Death of God
Death of God 2022-23
School Of History, Law And Social Sciences
Module - Semester 1
The module begins by examining how the events of Nietzsche’s life and the cultural climate of his time are reflected in his writing style and the ideas he seeks to expound. Following this introduction, the module is divided into four parts. In part one we explore the philosophical context for why God’s death is deemed a necessity for Nietzsche. Here we look at his criticism of Christianity and Platonism, and examine his concepts of will to power, slave and master morality, bad conscience and ressentiment. In part two we examine the nature of God’s death, and by looking at a variety of Nietzsche’s writings, we piece together how God ‘died’. In part three, we begin to investigate the implications of the death of God for our understanding of morality, truth, and suffering. Here students are introduced to Nietzsche’s idea of a revaluation of values, and his famous conceptions of the Übermensch (or superman), eternal recurrence, and the relevance of Dionysus. Finally, in part 4 we revisit the key ideas that have been explored within this module to entertain a controversial yet coherent reading of Nietzsche’s philosophy—one that proposes the possibility of God’s return.
-threshold -D- - D +. Submitted work is adequate and shows an acceptable level of competence as follows:Generally accurate but with omissions and errors.Assertions are made without clear supporting evidence or reasoning.Has structure but is lacking in clarity and therefore relies on the reader to make links and assumptions.Draws on a relatively narrow range of material.
-good -Good C- - C +. Submitted work is competent throughout and occasionally distinguished by superior style, approach and choice of supporting materials. It demonstrates: - Good structure and logically developed arguments. - At least in parts draws on material that has been sourced and assessed as a result of independent study, or in a way unique to the student. - Assertions are, in the main, backed by evidence and sound reasoning. - Accuracy and presentation in an appropriate academic style.Very Good B- - B+. Submitted work is competent throughout and distinguished by superior style, approach and choice of supporting materials. It demonstrates: - Very good structure and logically developed arguments. - Draws on material that has been sourced and assessed as a result of independent study, or in a way unique to the student. - Assertions are backed by evidence and sound reasoning. - Accuracy and presentation in an appropriate academic style.

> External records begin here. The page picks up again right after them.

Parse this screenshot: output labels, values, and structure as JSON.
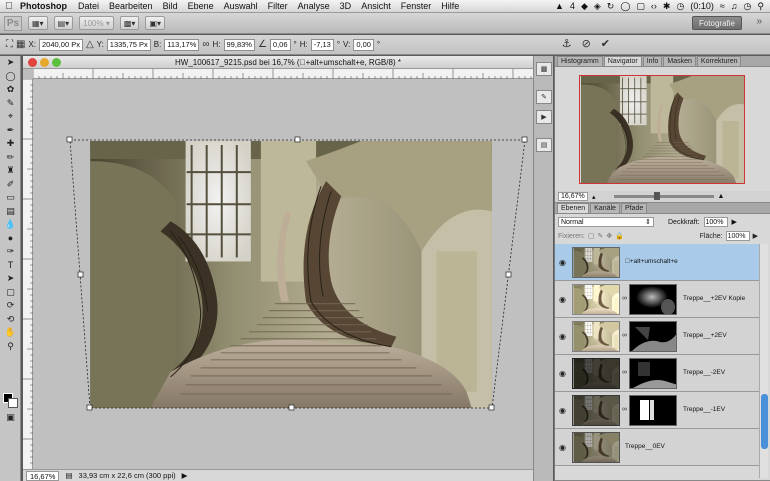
{
  "menubar": {
    "app_name": "Photoshop",
    "menus": [
      "Datei",
      "Bearbeiten",
      "Bild",
      "Ebene",
      "Auswahl",
      "Filter",
      "Analyse",
      "3D",
      "Ansicht",
      "Fenster",
      "Hilfe"
    ],
    "status": {
      "adobe_count": "4",
      "battery": "(0:10)"
    }
  },
  "appbar": {
    "logo": "Ps",
    "zoom": "100%",
    "workspace": "Fotografie"
  },
  "options": {
    "x_label": "X:",
    "x_value": "2040,00 Px",
    "y_label": "Y:",
    "y_value": "1335,75 Px",
    "w_label": "B:",
    "w_value": "113,17%",
    "h_label": "H:",
    "h_value": "99,83%",
    "rot_value": "0,06",
    "deg": "°",
    "hskew_label": "H:",
    "hskew_value": "-7,13",
    "vskew_label": "V:",
    "vskew_value": "0,00"
  },
  "document": {
    "title": "HW_100617_9215.psd bei 16,7% (+alt+umschalt+e, RGB/8) *",
    "zoom": "16,67%",
    "doc_info": "33,93 cm x 22,6 cm (300 ppi)"
  },
  "navigator": {
    "tabs": [
      "Histogramm",
      "Navigator",
      "Info",
      "Masken",
      "Korrekturen"
    ],
    "active_tab": "Navigator",
    "zoom": "16,67%"
  },
  "layers_panel": {
    "tabs": [
      "Ebenen",
      "Kanäle",
      "Pfade"
    ],
    "blend_mode": "Normal",
    "opacity_label": "Deckkraft:",
    "opacity": "100%",
    "lock_label": "Fixieren:",
    "fill_label": "Fläche:",
    "fill": "100%",
    "layers": [
      {
        "name": "+alt+umschalt+e",
        "selected": true,
        "has_mask": false
      },
      {
        "name": "Treppe__+2EV Kopie",
        "selected": false,
        "has_mask": true
      },
      {
        "name": "Treppe__+2EV",
        "selected": false,
        "has_mask": true
      },
      {
        "name": "Treppe__-2EV",
        "selected": false,
        "has_mask": true
      },
      {
        "name": "Treppe__-1EV",
        "selected": false,
        "has_mask": true
      },
      {
        "name": "Treppe__0EV",
        "selected": false,
        "has_mask": false
      }
    ]
  },
  "colors": {
    "selection_blue": "#a9cbe9",
    "nav_frame": "#d03333"
  }
}
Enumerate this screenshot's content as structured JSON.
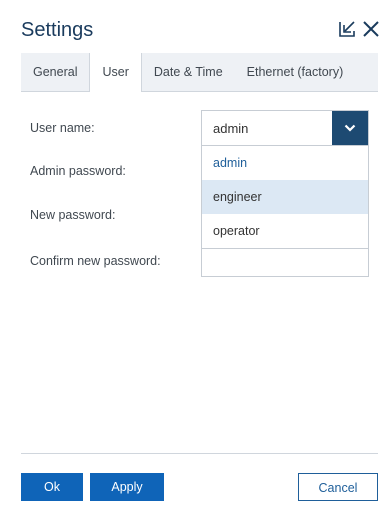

-excellent -A - - A*. Submitted work is of an outstanding quality and excellent in one or more of the following ways: - Has originality of exposition with the student’s own thinking being readily apparent. - Provides clear evidence of extensive and relevant independent study. - Arguments are laid down with clarity and provide the reader with successive stages of consideration to reach conclusions.
- Display a detailed knowledge of the texts covered in the module.
- Display some knowledge of the ways in which the concept of the ‘death of God’ has been variously interpreted and developed by thinkers.
- Engage orally and in writing with these texts in a philosophical way, considering arguments and ideas carefully and analytically.
- Expound and critically evaluate some of the philosophical and cultural implications of these different interpretations.
Glossary. Provide a summary and explanation of key terms selected from a given list of terms. For each, include at least one reference from a work by Nietzsche and a work by a scholar who discusses Nietzsche.
Text Analysis. A selection of passages from Nietzsche's own writings will be provided. Select one and provide an analysis of its content. You may wish to analyse the overall message that you (or other scholars) think Nietzsche sought to convey in the passage, or you may wish to analyse one or more ideas discussed in the passage. You are encouraged to use some of the philosophical terms you have learnt in the module and discussed in your first assessment (the glossary). You are encouraged to reference scholarship on Nietzsche and other passages or works by Nietzsche to support your discussion.